UBC Reports | Vol. 49 | No. 12 | Dec.
4, 2003

Dear Editor:

Ed. Note: The following letter concerning an article
entitled “University Town Continues to Grow” from
UBC Reports Oct. 2, 2003 has been edited for length.

I don’t think that any of us living in the faculty
/ staff corner of Hawthorn Place (near the intersection of
Thunderbird and West Mall) are opposed to “including
people from other parts of the community.” If Dr. Pavlich
really believes this, then he is very mistaken. If, however,
he is engaged in his own form of political rhetoric he is
doing a disservice to faculty who have made a commitment to
live on campus and reduce the environmental impact of this
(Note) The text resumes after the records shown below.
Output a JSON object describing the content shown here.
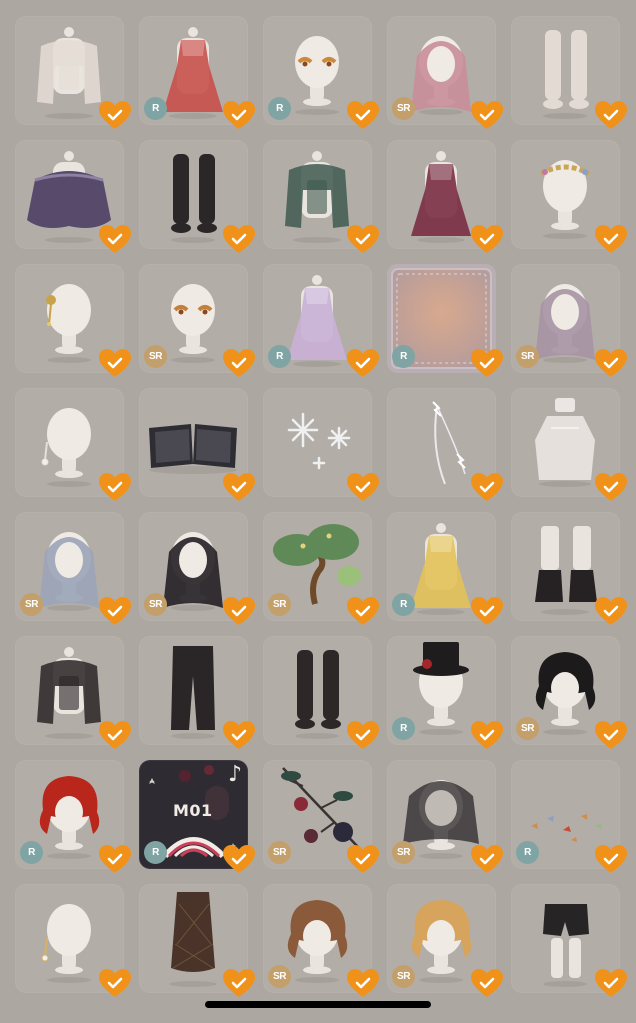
{
  "items": [
    {
      "name": "cream-cardigan",
      "rarity": "",
      "art": "top",
      "color": "#e5ddd5",
      "favorite": true
    },
    {
      "name": "red-floral-dress",
      "rarity": "R",
      "art": "dress",
      "color": "#c8504a",
      "favorite": true
    },
    {
      "name": "golden-eye-makeup",
      "rarity": "R",
      "art": "eyes",
      "color": "#c98a3e",
      "favorite": true
    },
    {
      "name": "pink-long-hair",
      "rarity": "SR",
      "art": "hair-long",
      "color": "#c98e9a",
      "favorite": true
    },
    {
      "name": "white-stockings",
      "rarity": "",
      "art": "socks",
      "color": "#e3dbd3",
      "favorite": true
    },
    {
      "name": "purple-cape",
      "rarity": "",
      "art": "cape",
      "color": "#574a6b",
      "favorite": true
    },
    {
      "name": "black-stockings",
      "rarity": "",
      "art": "socks",
      "color": "#2b2729",
      "favorite": true
    },
    {
      "name": "green-vest-blouse",
      "rarity": "",
      "art": "top",
      "color": "#3f5a50",
      "favorite": true
    },
    {
      "name": "maroon-robe",
      "rarity": "",
      "art": "dress",
      "color": "#7a2e45",
      "favorite": true
    },
    {
      "name": "flower-crown",
      "rarity": "",
      "art": "crown",
      "color": "#c9a55a",
      "favorite": true
    },
    {
      "name": "gold-hair-clip",
      "rarity": "",
      "art": "clip",
      "color": "#c9a34a",
      "favorite": true
    },
    {
      "name": "amber-eye-makeup",
      "rarity": "SR",
      "art": "eyes",
      "color": "#c47f3a",
      "favorite": true
    },
    {
      "name": "pastel-starry-dress",
      "rarity": "R",
      "art": "dress",
      "color": "#c9b0d6",
      "favorite": true
    },
    {
      "name": "sunset-backdrop",
      "rarity": "R",
      "art": "backdrop",
      "color": "#d6a07e",
      "favorite": true
    },
    {
      "name": "lilac-long-hair",
      "rarity": "SR",
      "art": "hair-long",
      "color": "#a693a4",
      "favorite": true
    },
    {
      "name": "pearl-earring",
      "rarity": "",
      "art": "earring",
      "color": "#e6e0da",
      "favorite": true
    },
    {
      "name": "open-black-book",
      "rarity": "",
      "art": "book",
      "color": "#2e2d33",
      "favorite": true
    },
    {
      "name": "snowflake-effect",
      "rarity": "",
      "art": "snow",
      "color": "#eef0f2",
      "favorite": true
    },
    {
      "name": "lightning-wisp",
      "rarity": "",
      "art": "wisp",
      "color": "#e9e9ee",
      "favorite": true
    },
    {
      "name": "perfume-bottle",
      "rarity": "",
      "art": "bottle",
      "color": "#ebe6e3",
      "favorite": true
    },
    {
      "name": "silver-flowing-hair",
      "rarity": "SR",
      "art": "hair-long",
      "color": "#9aa4b8",
      "favorite": true
    },
    {
      "name": "black-wavy-hair",
      "rarity": "SR",
      "art": "hair-long",
      "color": "#232025",
      "favorite": true
    },
    {
      "name": "bonsai-tree",
      "rarity": "SR",
      "art": "tree",
      "color": "#5f8a57",
      "favorite": true
    },
    {
      "name": "yellow-sunflower-dress",
      "rarity": "R",
      "art": "dress",
      "color": "#e3c25a",
      "favorite": true
    },
    {
      "name": "black-boots",
      "rarity": "",
      "art": "boots",
      "color": "#262224",
      "favorite": true
    },
    {
      "name": "black-vest-shirt",
      "rarity": "",
      "art": "top",
      "color": "#2a2526",
      "favorite": true
    },
    {
      "name": "black-trousers",
      "rarity": "",
      "art": "pants",
      "color": "#2a2526",
      "favorite": true
    },
    {
      "name": "lace-up-boots",
      "rarity": "",
      "art": "socks",
      "color": "#2d2728",
      "favorite": true
    },
    {
      "name": "black-top-hat",
      "rarity": "R",
      "art": "tophat",
      "color": "#1f1c1e",
      "favorite": true
    },
    {
      "name": "split-color-hair",
      "rarity": "SR",
      "art": "hair-short",
      "color": "#1d1a1c",
      "favorite": true
    },
    {
      "name": "red-curly-hair",
      "rarity": "R",
      "art": "hair-short",
      "color": "#b8261c",
      "favorite": true
    },
    {
      "name": "m01-record",
      "rarity": "R",
      "art": "record",
      "color": "#2e2c32",
      "favorite": true,
      "dark": true
    },
    {
      "name": "blackberry-branch",
      "rarity": "SR",
      "art": "berries",
      "color": "#2b2a3a",
      "favorite": true
    },
    {
      "name": "black-lace-veil",
      "rarity": "SR",
      "art": "veil",
      "color": "#2a2628",
      "favorite": true
    },
    {
      "name": "autumn-leaves",
      "rarity": "R",
      "art": "leaves",
      "color": "#d08c4a",
      "favorite": true
    },
    {
      "name": "dangle-earring",
      "rarity": "",
      "art": "earring",
      "color": "#d9b26a",
      "favorite": true
    },
    {
      "name": "plaid-brown-skirt",
      "rarity": "",
      "art": "skirt",
      "color": "#4a3429",
      "favorite": true
    },
    {
      "name": "brown-curly-bob",
      "rarity": "SR",
      "art": "hair-short",
      "color": "#8a5a3a",
      "favorite": true
    },
    {
      "name": "blonde-braided-hair",
      "rarity": "SR",
      "art": "hair-short",
      "color": "#d6a45c",
      "favorite": true
    },
    {
      "name": "black-shorts",
      "rarity": "",
      "art": "shorts",
      "color": "#272426",
      "favorite": true
    }
  ],
  "record_label": "M01",
  "record_note": "♪",
  "favorite_color": "#f0921a"
}
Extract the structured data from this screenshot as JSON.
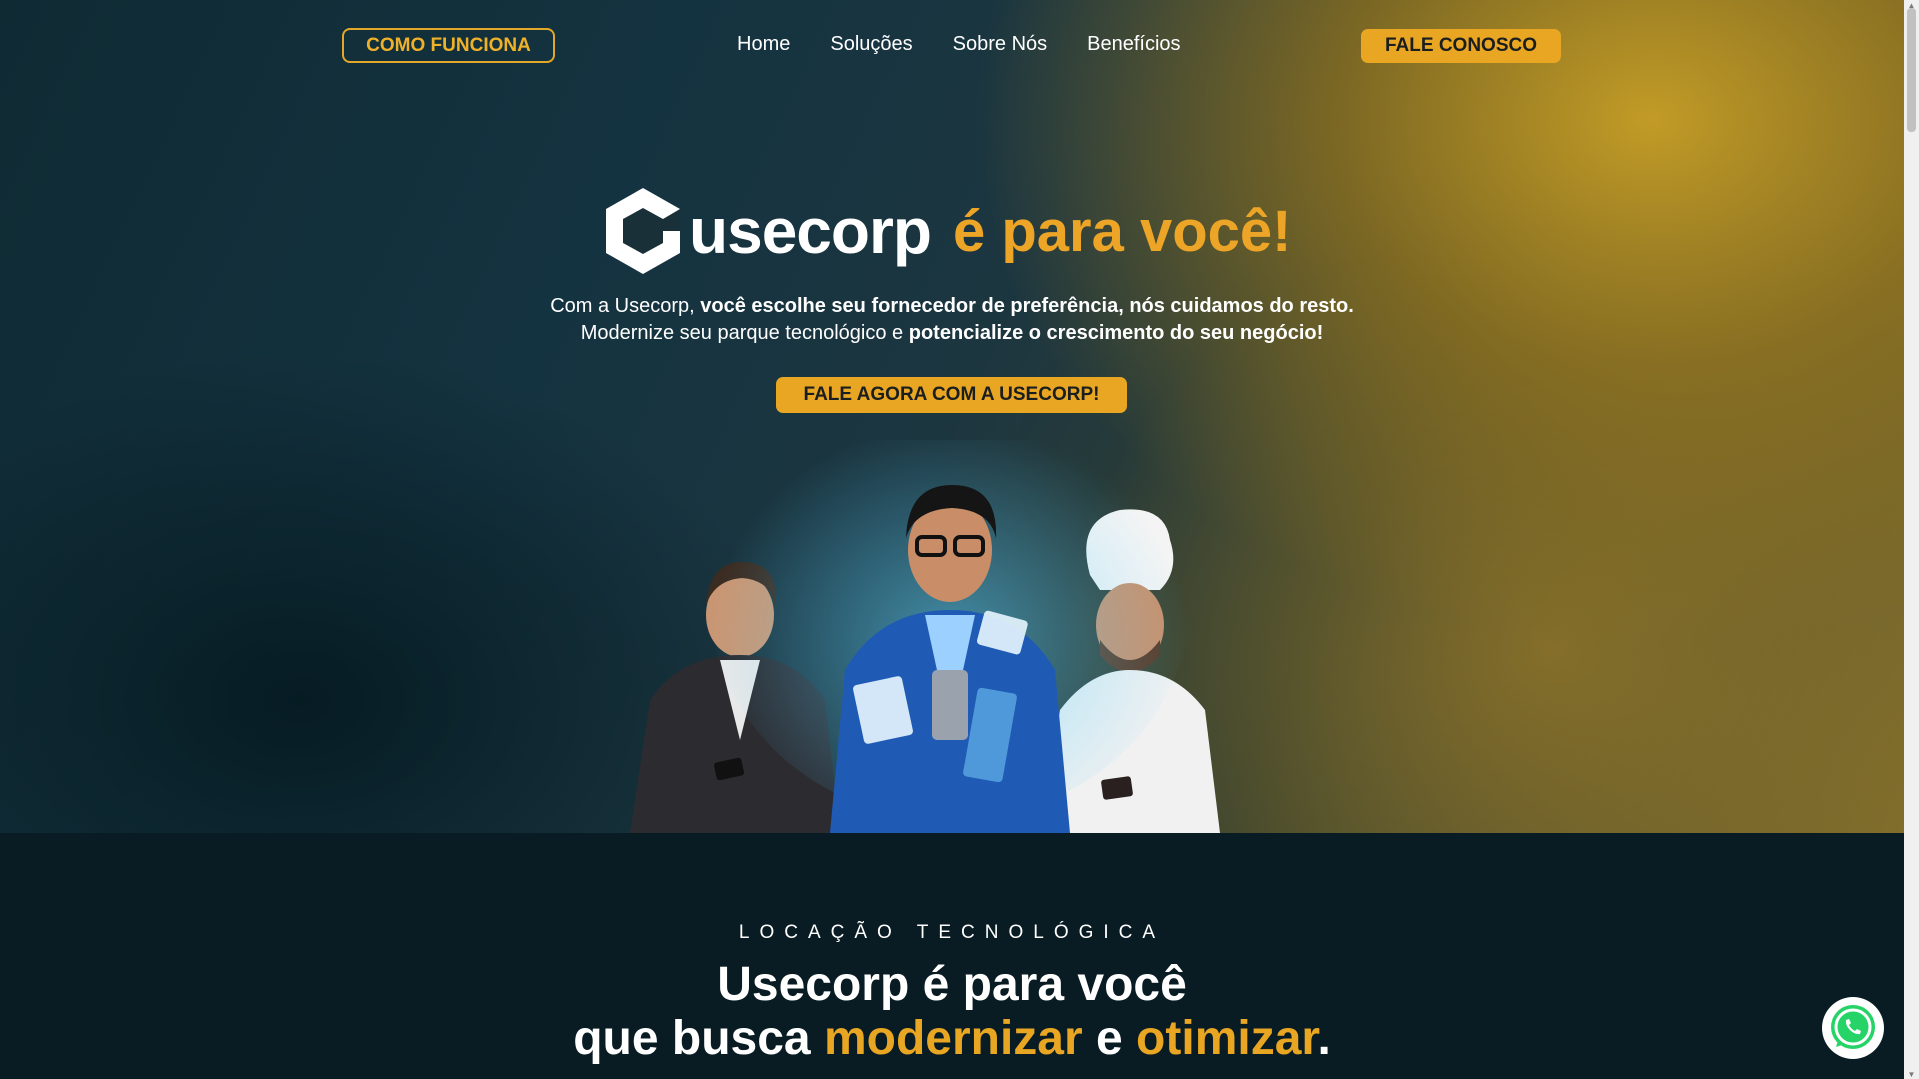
{
  "nav": {
    "how_it_works": "COMO FUNCIONA",
    "menu": [
      "Home",
      "Soluções",
      "Sobre Nós",
      "Benefícios"
    ],
    "contact": "FALE CONOSCO"
  },
  "hero": {
    "logo_text": "usecorp",
    "tagline": "é para você!",
    "line1_a": "Com a Usecorp, ",
    "line1_b": "você escolhe seu fornecedor de preferência, nós cuidamos do resto.",
    "line2_a": "Modernize seu parque tecnológico e ",
    "line2_b": "potencialize o crescimento do seu negócio!",
    "cta": "FALE AGORA COM A USECORP!"
  },
  "section2": {
    "eyebrow": "LOCAÇÃO TECNOLÓGICA",
    "h_line1": "Usecorp é para você",
    "h_a": "que busca ",
    "h_b": "modernizar",
    "h_c": " e ",
    "h_d": "otimizar",
    "h_e": "."
  },
  "colors": {
    "accent": "#e8a623",
    "dark_bg": "#0a1c23",
    "white": "#ffffff"
  },
  "icons": [
    "usecorp-logo-icon",
    "whatsapp-icon"
  ]
}
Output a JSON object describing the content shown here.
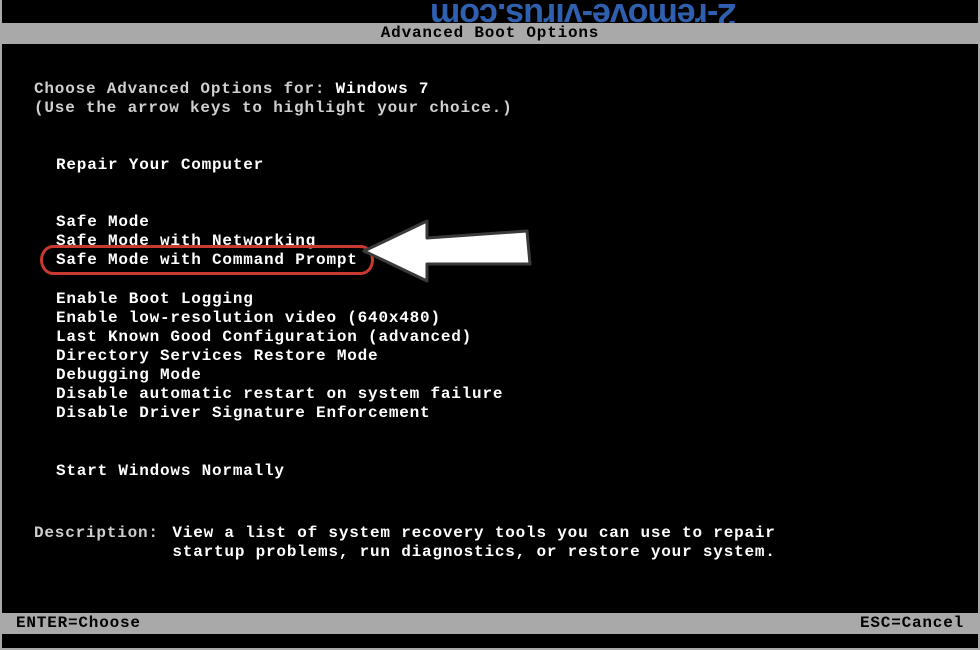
{
  "watermark": "2-remove-virus.com",
  "title": "Advanced Boot Options",
  "intro": {
    "prefix": "Choose Advanced Options for: ",
    "os": "Windows 7",
    "hint": "(Use the arrow keys to highlight your choice.)"
  },
  "options": {
    "repair": "Repair Your Computer",
    "safe": "Safe Mode",
    "safe_net": "Safe Mode with Networking",
    "safe_cmd": "Safe Mode with Command Prompt",
    "boot_log": "Enable Boot Logging",
    "lowres": "Enable low-resolution video (640x480)",
    "lkgc": "Last Known Good Configuration (advanced)",
    "dsrm": "Directory Services Restore Mode",
    "debug": "Debugging Mode",
    "noautorestart": "Disable automatic restart on system failure",
    "nodrvsig": "Disable Driver Signature Enforcement",
    "normal": "Start Windows Normally"
  },
  "description": {
    "label": "Description:",
    "line1": "View a list of system recovery tools you can use to repair",
    "line2": "startup problems, run diagnostics, or restore your system."
  },
  "footer": {
    "enter": "ENTER=Choose",
    "esc": "ESC=Cancel"
  },
  "annotation": {
    "highlight_target": "safe_cmd",
    "arrow_points_to": "safe_cmd",
    "ring_color": "#c83a2f"
  }
}
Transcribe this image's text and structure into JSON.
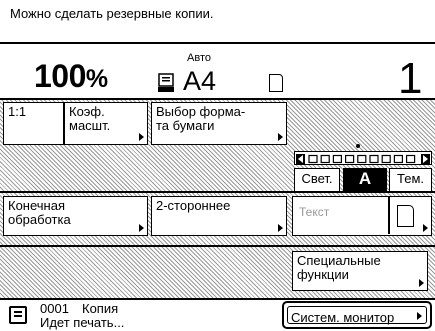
{
  "message": "Можно сделать резервные копии.",
  "status": {
    "ratio": "100",
    "ratio_unit": "%",
    "paper_mode": "Авто",
    "paper_size": "A4",
    "copies": "1"
  },
  "buttons": {
    "one_to_one": "1:1",
    "zoom": [
      "Коэф.",
      "масшт."
    ],
    "paper_select": [
      "Выбор форма-",
      "та бумаги"
    ],
    "finishing": [
      "Конечная",
      "обработка"
    ],
    "duplex": "2-стороннее",
    "special": [
      "Специальные",
      "функции"
    ]
  },
  "density": {
    "light": "Свет.",
    "auto": "A",
    "dark": "Тем.",
    "level": 5,
    "steps": 9
  },
  "original_type": "Текст",
  "job": {
    "number": "0001",
    "kind": "Копия",
    "status": "Идет печать..."
  },
  "monitor_button": "Систем. монитор"
}
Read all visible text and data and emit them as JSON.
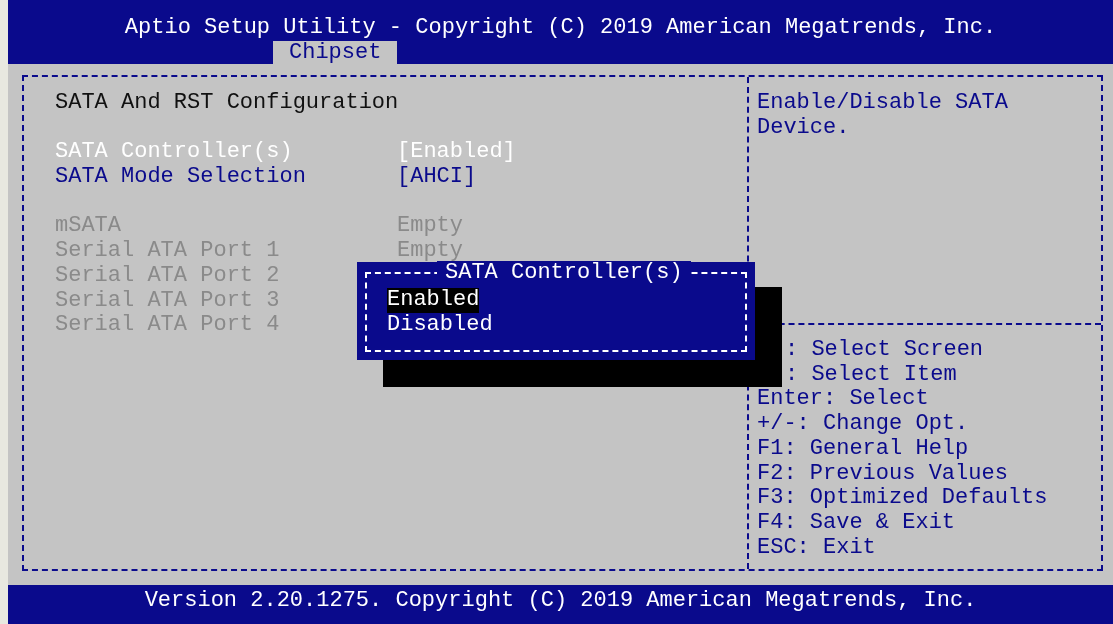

I would suspect that there are few who would really challenge
the difficulties of accessing the local housing market for
incoming faculty. For example, the least expensive family-size-housing
unit being provided in Hawthorn Lane that is targeted at faculty
and staff would require a household income of at least $110,000
per year. That is far above the starting salary for most faculty
in arts and reasonably higher than starting salaries in most
other faculties. Of course, whether or not an employer should
be concerned about the housing needs of its employees is a
separate question altogether.

One of the stated reasons (both publicly and in published
documents) of creating a ‘university town,’ is
to reduce the impact of commuter traffic. The GVRD has been
insistent that UBC take responsibility for the massive volume
of single occupant cars commuting out to UBC every morning
and returning home every evening. However, with housing priced
out of the reach of most faculty and staff the people who
are able to purchase housing here are far more likely to be
single car commuting off campus, not just to work but also
for shopping etc. One might also add that under the current
conditions the near campus commuting will likely increase
as children are ferried to and from school, short trips out
for shopping or entertainment in the evening are organized
by the growing on-campus community.

And finally, Dr. Pavlich says, with what one might imagine
as some exasperation “we’re not creating a monastery
here.” How true. Dr. Pavlich and his compatriots are
creating another modernist suburb designed in a way that will
make it hard to tell whether one is standing in a development
on Point Grey, Steveston, Maple Ridge, North Vancouver or
anywhere else that developers are in charge. What might actually
contribute to a richer learning, academic, and research environment
— in terms of innovative and environmentally friendly building
design and grounds maintenance — has been ignored in the
race to fit things into the bottom line.

Charles Menzies
Hawthorn Lane resident